Mouse droppings are one of the obvious signs of mice in the closet.

Other signs mice presence in the closet include gnaw marks, smear marks, footprints and tail marks, shredded fabrics, and nasty musty odor.

I’ve found nesting materials such as shredding fabric and small mice droppings. These droppings were tiny and it clearly meant that there were mice babies in the closet.

Health Risks and Protection

When it comes to common closet bugs, the primary health concerns involve allergic reactions, potential diseases, and preventing bites. 

Allergies and Diseases

Closet bugs like dust mites are notorious for triggering allergic symptoms. They can cause itchy skin, runny nose, and exacerbated asthma. 

Bed bugs aren’t known to transmit diseases; however, they can cause secondary infections from the scratching of bites. 

I recommend regular cleaning to reduce the presence of these allergens and minimize the risk of disease transmission from any insect fecal matter or shed skin.

Bite Prevention

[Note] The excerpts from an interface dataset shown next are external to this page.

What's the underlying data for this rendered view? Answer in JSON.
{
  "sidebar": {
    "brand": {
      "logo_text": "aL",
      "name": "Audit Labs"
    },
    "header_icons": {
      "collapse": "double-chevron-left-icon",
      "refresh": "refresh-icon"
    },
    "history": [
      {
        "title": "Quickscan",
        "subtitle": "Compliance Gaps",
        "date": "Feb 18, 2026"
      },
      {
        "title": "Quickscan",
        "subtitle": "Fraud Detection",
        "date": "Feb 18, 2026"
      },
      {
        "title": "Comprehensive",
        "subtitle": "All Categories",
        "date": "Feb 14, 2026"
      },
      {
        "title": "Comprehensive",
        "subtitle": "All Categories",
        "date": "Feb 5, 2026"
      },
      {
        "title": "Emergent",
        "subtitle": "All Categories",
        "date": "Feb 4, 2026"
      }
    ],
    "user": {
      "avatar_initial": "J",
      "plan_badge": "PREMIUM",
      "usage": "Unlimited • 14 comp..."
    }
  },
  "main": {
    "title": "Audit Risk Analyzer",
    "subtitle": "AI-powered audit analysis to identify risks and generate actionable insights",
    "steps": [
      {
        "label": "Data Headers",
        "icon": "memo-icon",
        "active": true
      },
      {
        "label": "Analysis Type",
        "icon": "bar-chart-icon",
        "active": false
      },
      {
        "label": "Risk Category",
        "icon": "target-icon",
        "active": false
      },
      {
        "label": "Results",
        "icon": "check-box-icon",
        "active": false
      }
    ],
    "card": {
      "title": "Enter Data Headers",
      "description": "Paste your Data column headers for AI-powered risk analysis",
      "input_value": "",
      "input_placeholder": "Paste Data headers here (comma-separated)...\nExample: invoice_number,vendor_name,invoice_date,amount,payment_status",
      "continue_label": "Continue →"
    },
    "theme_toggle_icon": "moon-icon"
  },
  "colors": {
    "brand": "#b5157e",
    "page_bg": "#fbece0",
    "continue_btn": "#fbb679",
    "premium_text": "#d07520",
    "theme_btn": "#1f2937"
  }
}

Regarding bite prevention, I’ve found that the best strategy is a proactive approach. 

I ensure my bedroom and closet are clean to make the environment less inviting for bed bugs and other biting insects. 

Sealing cracks and crevices and using protective covers for mattresses and pillows are practical barriers against these intruders.

Closet Maintenance Tips

Regular cleaning is my first line of defense When combating closet pests, such as moths and silverfish. 

I removed everything from the closet because I’ve learned that pests thrive in undisturbed, dark areas. 

Vacuuming every corner and crevice once every couple of months is a tactic I use to remove any eggs or larvae that pests may have laid.

Proper storage is equally crucial. I ensure that my garments, especially those made of natural fibers to which pests are attracted, are clean before I store them. 

Using airtight containers or vacuum-sealed bags, I protect my clothes from being a feast for any critter that slips in. Below is my quick checklist for efficient closet upkeep:

  • Vacuum regularly: At least bi-monthly, focusing on corners and behind shelves.
  • Wipe down shelves: I sanitize the surfaces using a mild cleaner to remove any potential pest attractants.

For a comprehensive list of elimination and prevention strategies, check out my article on keeping bugs out of the closet